Cook County Board President Toni Preckwinkle said in a press release the proposed legislation "would reduce by more than half the number of juveniles offenders in Cook County who are automatically sent to adult court."
Illinois' latest effort toward criminal justice reform has been heralded as a return to the state's roots as a pioneer in the treatment of juvenile offenders.
State lawmakers on Sunday passed a bill that would reduce the number of juveniles automatically transferred to adult court. At issue was not whether juveniles can be tried as adults. Rather, it's whether a juvenile defendant should be allowed a hearing in front of a juvenile court judge who would consider factors such as background, mental capacity and culpability before deciding whether to send the youth to adult court.
The bill, now awaiting Gov. Bruce Rauner's signature, eliminates the automatic transfer to adult court of 15-year-olds accused of any crime, no matter how serious. For 16- and 17-year-olds, only those charged with murder, aggravated criminal sexual assault and aggravated battery with a firearm would automatically be sent to adult court.
If signed into law, the measure would reduce by more than half the number of juvenile offenders in Cook County who are automatically sent to adult court, Cook County Board President Toni Preckwinkle said in a news release. She championed the new legislation and decried the current law's "disproportionate impact" on minorities.
"Illinois was sitting out as an outlier in how we were doing juvenile justice reform, so this brings us more in line with our understanding of adolescent brain development and juvenile justice reform," said Kimberly Foxx, Preckwinkle's chief of staff. "We led 100 years ago and then fell back in the last 30."

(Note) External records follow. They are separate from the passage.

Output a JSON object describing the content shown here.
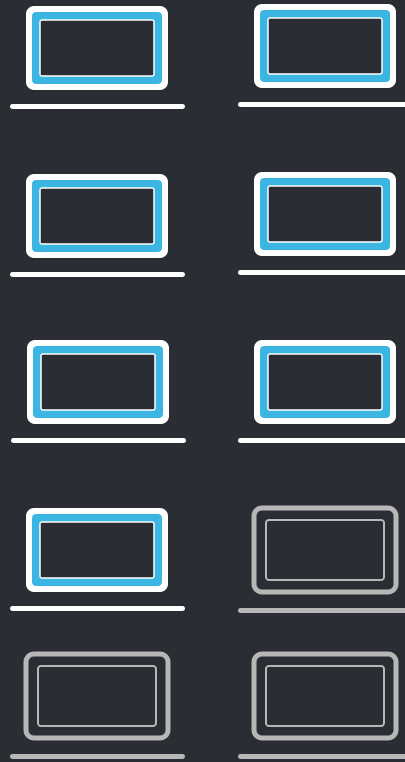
{
  "colors": {
    "background": "#2a2d33",
    "active_fill": "#3bb6e3",
    "active_outline": "#ffffff",
    "inactive_outline": "#b7b7b7",
    "screen_fill": "#2a2d33"
  },
  "laptop_icon": "laptop-icon",
  "laptops": [
    {
      "state": "active"
    },
    {
      "state": "active"
    },
    {
      "state": "active"
    },
    {
      "state": "active"
    },
    {
      "state": "active"
    },
    {
      "state": "active"
    },
    {
      "state": "active"
    },
    {
      "state": "inactive"
    },
    {
      "state": "inactive"
    },
    {
      "state": "inactive"
    }
  ]
}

Cook County created the nation's first juvenile court in 1899 on the premise that children and adults are different. But fears of an impending juvenile crime wave in the 1980s and 1990s led many states, Illinois included, to adopt tough-on-crime measures.
Although most experts now agree that reign of juvenile terror never came to fruition, many laws linger on the books. In recent years, however, the U.S. Supreme Court released a handful of opinions that cited a new understanding of adolescent brain science and began forcing states to review their juvenile laws.
The scientific research found that teens had less impulse control, were more vulnerable to peer pressure and struggled to grasp the consequences of their actions, said Julie Biehl, director of Northwestern University's Children and Family Justice Center.
"The other thing we have learned over time is that children do better, in terms of public safety, recidivism and cost to society, if we treat them as juveniles and they are punished and rehabilitated as young people instead of being treated as mini-adults, which they're not," Biehl said.
Rep. Elaine Nekritz, D-Northbrook, who along with Sen. Kwame Raoul, D-Chicago, served as chief sponsor of the legislation, celebrated its passage, though it was a departure from her original bill that called for elimination of automatic transfers for all juveniles.
"I think it's a great step forward for long overdue juvenile justice reform in Illinois," Nekritz said. "I've been in the legislature long enough to know that compromise is always in order. I feel good that we made as much progress as we did."
The loudest pushback to across-the-board reform came from Illinois' state's attorneys, with Cook County State's Attorney Anita Alvarez's office leading the negotiations.
"I believe strongly that any reform or change to this statute needed to adequately balance the rehabilitative benefits of our juvenile justice system with the serious nature of the offense the juvenile is charged with, the minor's criminal history, and above all my office's ultimate responsibility for providing justice for victims of violent crime and maintaining safety in our communities," Alvarez said in an email. "We believe that this legislation accomplishes these goals."
A spokeswoman for Rauner's office said only that "the governor will carefully consider any legislation that crosses his desk."